**ABOUT THIS EXERCISE:** Would you set down every line of the data below exactly as it reads?

**RECORD EXCERPTS:**

────────────────────

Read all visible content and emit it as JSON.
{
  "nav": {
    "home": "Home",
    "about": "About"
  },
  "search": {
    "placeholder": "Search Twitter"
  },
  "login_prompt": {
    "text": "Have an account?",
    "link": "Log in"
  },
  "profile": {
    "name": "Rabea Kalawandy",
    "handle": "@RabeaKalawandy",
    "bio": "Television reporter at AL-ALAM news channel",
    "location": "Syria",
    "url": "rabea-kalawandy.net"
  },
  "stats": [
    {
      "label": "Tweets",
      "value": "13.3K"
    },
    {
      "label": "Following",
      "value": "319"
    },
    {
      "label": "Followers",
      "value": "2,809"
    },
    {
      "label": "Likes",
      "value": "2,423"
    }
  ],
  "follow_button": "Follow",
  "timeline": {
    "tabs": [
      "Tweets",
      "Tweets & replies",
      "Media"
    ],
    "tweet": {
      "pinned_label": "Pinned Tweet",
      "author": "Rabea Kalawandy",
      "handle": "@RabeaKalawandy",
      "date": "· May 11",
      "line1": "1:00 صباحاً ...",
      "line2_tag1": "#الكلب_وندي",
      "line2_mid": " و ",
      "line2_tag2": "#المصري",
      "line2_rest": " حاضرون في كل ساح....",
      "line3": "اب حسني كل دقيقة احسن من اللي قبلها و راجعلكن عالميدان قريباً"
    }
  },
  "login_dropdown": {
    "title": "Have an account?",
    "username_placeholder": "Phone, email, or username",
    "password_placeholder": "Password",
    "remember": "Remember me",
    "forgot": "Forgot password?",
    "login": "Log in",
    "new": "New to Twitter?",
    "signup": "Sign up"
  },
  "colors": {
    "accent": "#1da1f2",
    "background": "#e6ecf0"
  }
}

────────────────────

**RESULT BELOW:**
Read all visible content and emit it as JSON.
{
  "nav": {
    "home": "Home",
    "about": "About"
  },
  "search": {
    "placeholder": "Search Twitter"
  },
  "login_prompt": {
    "text": "Have an account?",
    "link": "Log in"
  },
  "profile": {
    "name": "Rabea Kalawandy",
    "handle": "@RabeaKalawandy",
    "bio": "Television reporter at AL-ALAM news channel",
    "location": "Syria",
    "url": "rabea-kalawandy.net"
  },
  "stats": [
    {
      "label": "Tweets",
      "value": "13.3K"
    },
    {
      "label": "Following",
      "value": "319"
    },
    {
      "label": "Followers",
      "value": "2,809"
    },
    {
      "label": "Likes",
      "value": "2,423"
    }
  ],
  "follow_button": "Follow",
  "timeline": {
    "tabs": [
      "Tweets",
      "Tweets & replies",
      "Media"
    ],
    "tweet": {
      "pinned_label": "Pinned Tweet",
      "author": "Rabea Kalawandy",
      "handle": "@RabeaKalawandy",
      "date": "· May 11",
      "line1": "1:00 صباحاً ...",
      "line2_tag1": "#الكلب_وندي",
      "line2_mid": " و ",
      "line2_tag2": "#المصري",
      "line2_rest": " حاضرون في كل ساح....",
      "line3": "اب حسني كل دقيقة احسن من اللي قبلها و راجعلكن عالميدان قريباً"
    }
  },
  "login_dropdown": {
    "title": "Have an account?",
    "username_placeholder": "Phone, email, or username",
    "password_placeholder": "Password",
    "remember": "Remember me",
    "forgot": "Forgot password?",
    "login": "Log in",
    "new": "New to Twitter?",
    "signup": "Sign up"
  },
  "colors": {
    "accent": "#1da1f2",
    "background": "#e6ecf0"
  }
}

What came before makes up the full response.